The whole routine is repeated as many times as desired, the music playing over and over and over again. (At some old-time dances you wonder if it will ever end.)
As one gets used to the step he will find himself dipping slightly in the first part with his right knee as he extends and closes his left foot away from and to his right. And he will find it natural to want to make the return a little longer swing and put his left foot behind or in front of his right instead of merely closing to the side of it. It is customary in this case to cross it first behind and the next time in front. So the left foot points to the side, then crosses behind the right, points to the side, and then crosses in front of the left—then the sashay. The lady, of course, does just the opposite, pointing right, crossing in front, pointing right, and then crossing behind.
A variation called the Scotch is sometimes introduced to add a bit of fun. The dance is just the same except that the dancers hop like a Scotch reel throughout the first part. That is, instead of standing on the right and pointing with the left foot, they hop on the right while they point with the left, and hop again on the right while they close with the left making the whole thing very bouncy and jolly.

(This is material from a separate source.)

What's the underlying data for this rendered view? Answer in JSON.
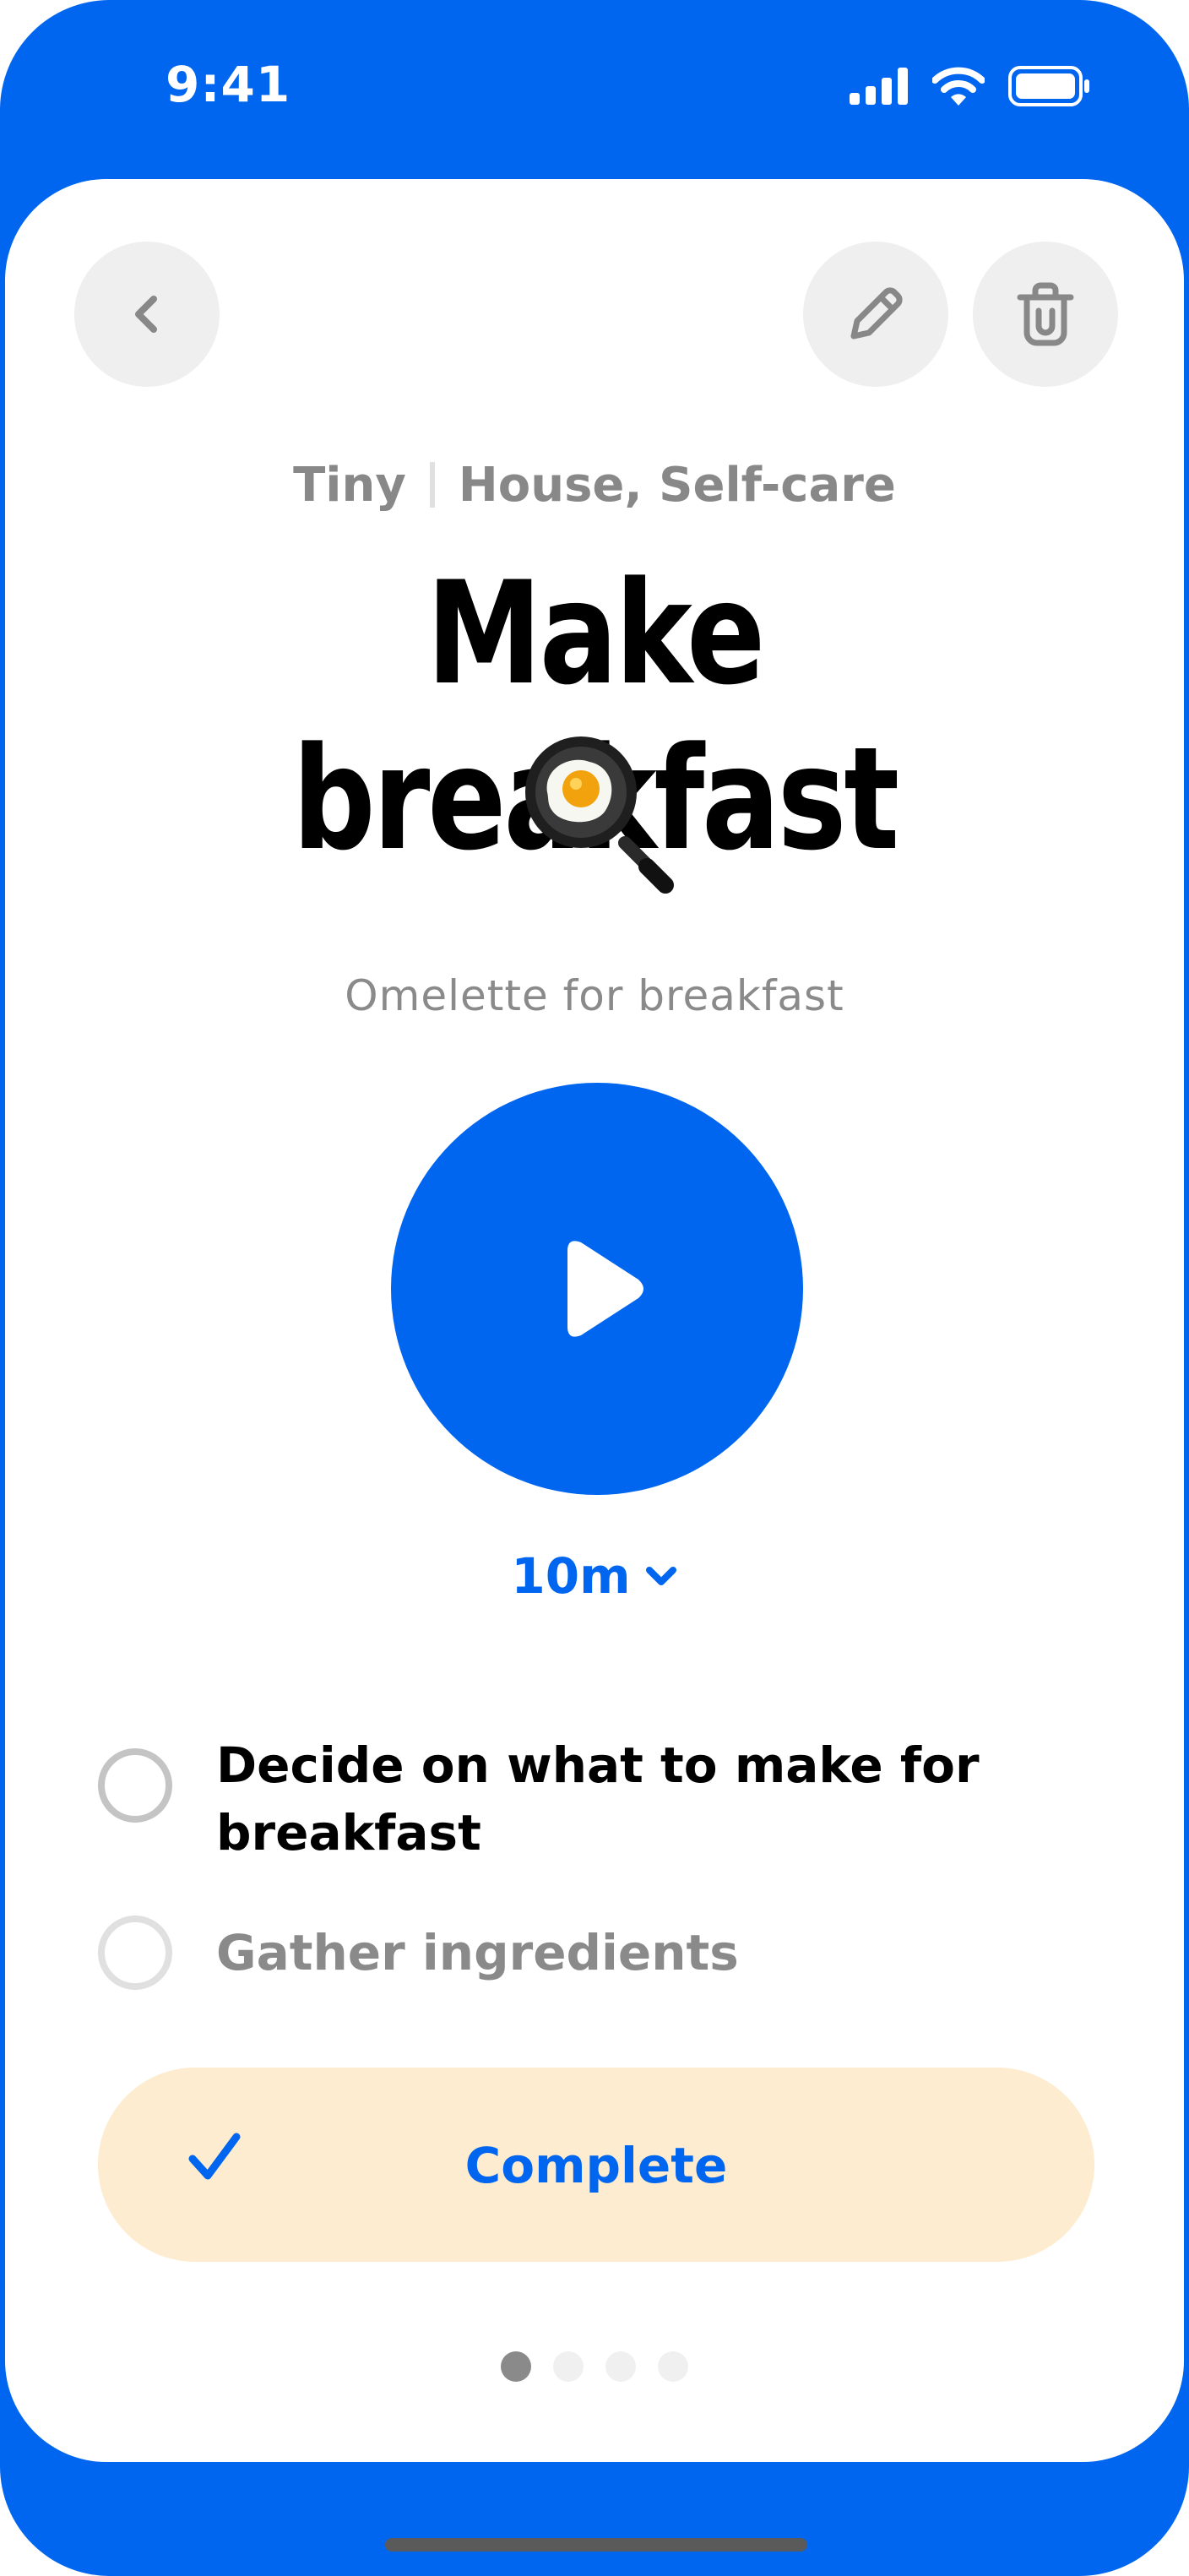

We found another delightful variation current in the North Park of Colorado. Here instead of the point close, point close of the first four beats, they walk together to the left for three steps and close on the fourth; that is, still maintaining their regular dance position, they face slightly toward their extended hands (the man's left), and starting with the outside feet take three steps and close. The man walks left, right, left, and closes his right to his left, and the lady does just the opposite. Then they do the sashay, or slide close, to the right in the regular form. Now they walk three steps and close to the man's right and the lady's left. Then they slide-close back to the left in the regular form and follow it all with the customary waltz.

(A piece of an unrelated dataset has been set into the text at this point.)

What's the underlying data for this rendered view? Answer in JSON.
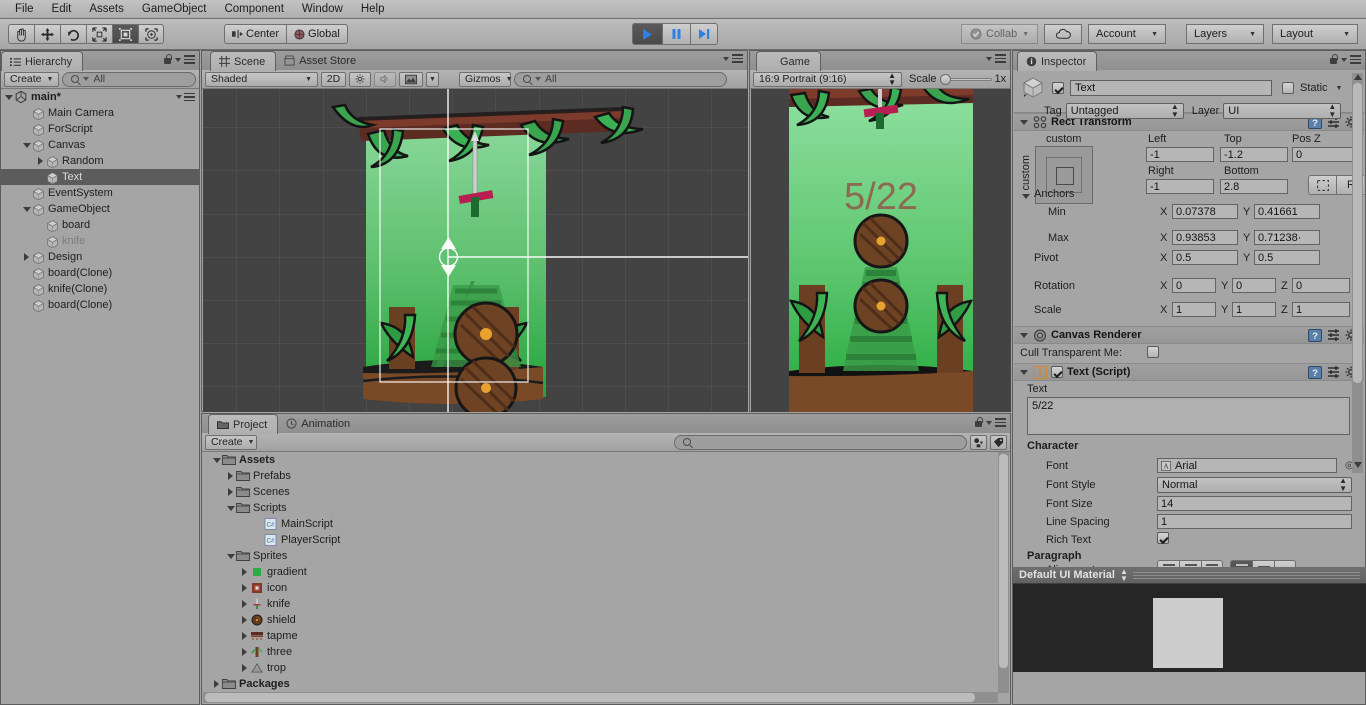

It is a pleasant and amusing variation and can be quite graceful, especially when they walk to the right, looking